Examples of a robot arm using a tool changer pointed out the advantages of this approach, which easily connects and disconnects the end effector, though having to connect a custom designed and produced end effector for each application doesn't seem as efficient or flexible as it could be if only one gripper was used. For example, with Robotiq end effectors you don't necessarily need to change your end effector as the same one is capable of handling many different applications. Increased cycle times and floor space as considerations in cell organization were also mentioned.
Tools to Choose the Right End Effectors for your Robotic Application
At the end of the webinar many videos of different types of end effectors were shown. Noting that it is important to correctly measure the power capabilities of the end effector to include both the item you want to lift and the end effector which will be doing the lifting. You can read a blog article by Guillaume Robert on how to choose the right end effector for your application, which discusses this point in detail.
Again the importance of the weight of the object and the robot gripper is important here, but also important to consider is the addition of the inertia added if the object is being moved, which is often the case or point of the whole application. So adding in a calculation for: object, plus end effector, plus movement inertia, shows you why this quickly becomes more complicated than it might appear at first glance and why a gripper with a high payload is crucial. Read this post on the difference between robotic end effector payload and grip force to learn more.

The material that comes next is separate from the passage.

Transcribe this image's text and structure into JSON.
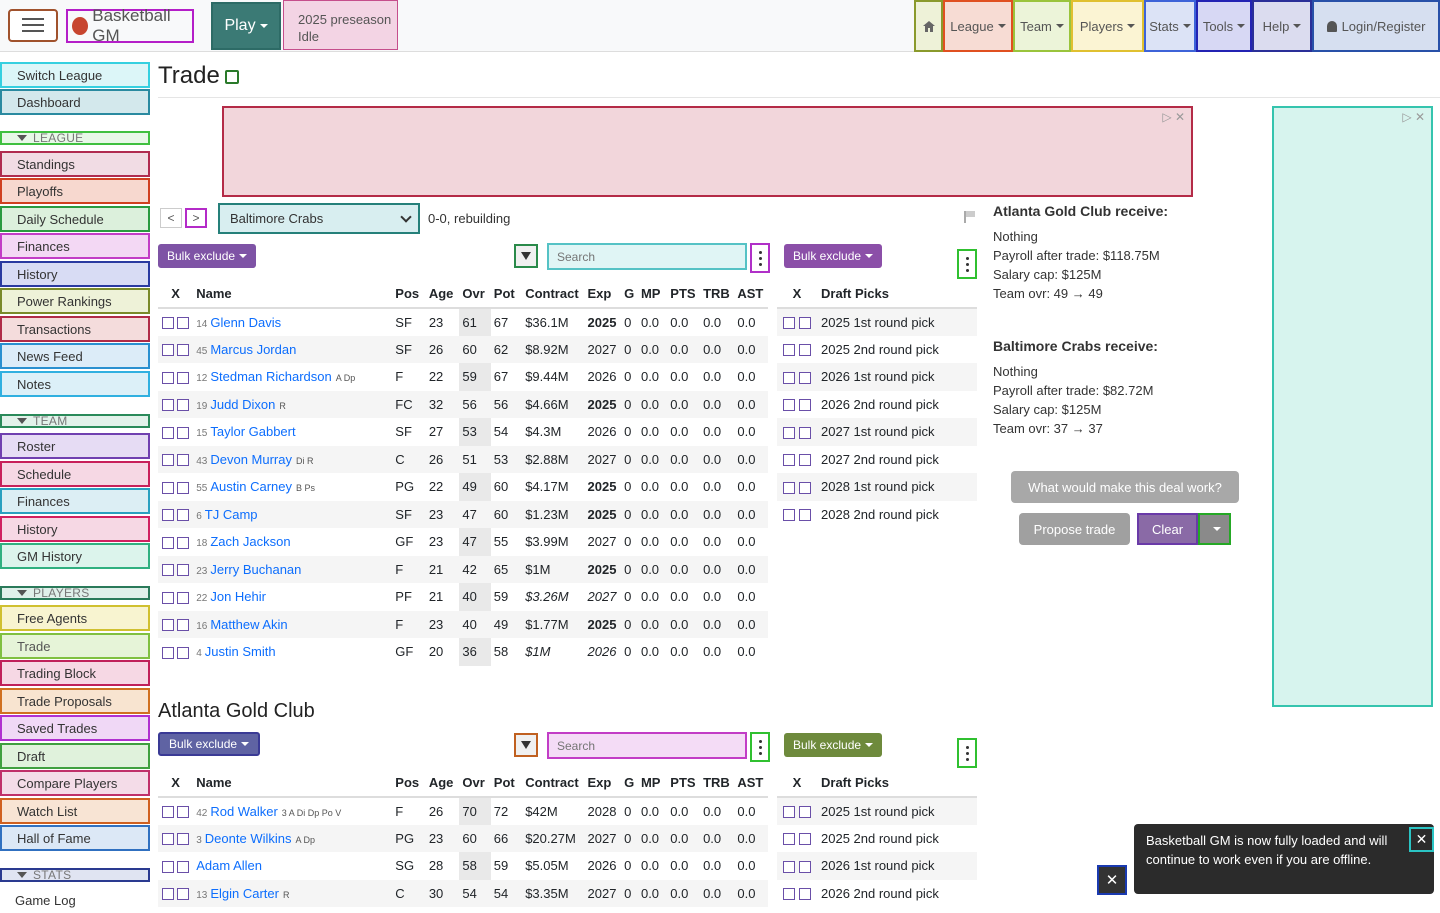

In the end as RIA states these webinars are a good educational tool for expanding on certain subjects like; end effectors or robotic welding. So, be sure to mark your calendars for the next Robotiq sponsored webinar concerning robotic welding on Sept 25th.